Once you park up and cross the road towards the start of the path, you’ll come across an information board and map fixed onto a granite stone. You’ll see the possibilities to explore the valley are endless and there are a host of routes to choose from.
Exploring the other side of Luxulyan Valley is easy thanks to a free car park at Pontsmill.
Whether you choose to take a circular route into the east of the Valley, follow the straight path through the center, or decide to walk all the way to the Treffry Viaduct, there’s plenty to see along the way, from nature and wildlife to fascinating historical remains.
If you choose to follow the most central path through the Valley, you’ll come across the remains of the Trevanney China Clay Kiln.

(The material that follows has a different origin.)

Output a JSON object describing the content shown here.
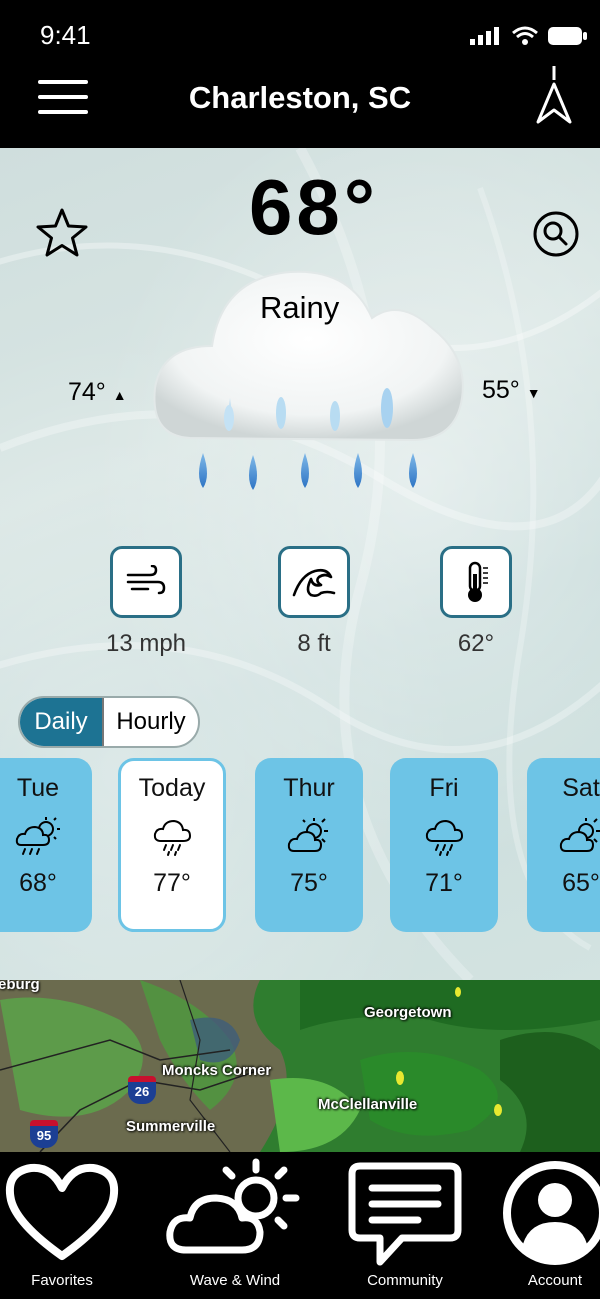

This was in operation between the 1920s and 1960s and processed China Clay piped in from outside the Valley.
Don’t worry if you take a different route, there’s plenty to see, making it an ideal walk and afternoon out for the whole family – especially the dog! From the 19th Century Wheel Pit and The Incline constructed c1840.
Horse riding and cycling is permitted on the designated horse trail only. Walkers can use all paths and tracks, but please note some may be steep and uneven.
There are a number of resting points along the way and dog waste bin can be found at the start of the walk.
For more details visit the Friends of Luxulyan Valley website.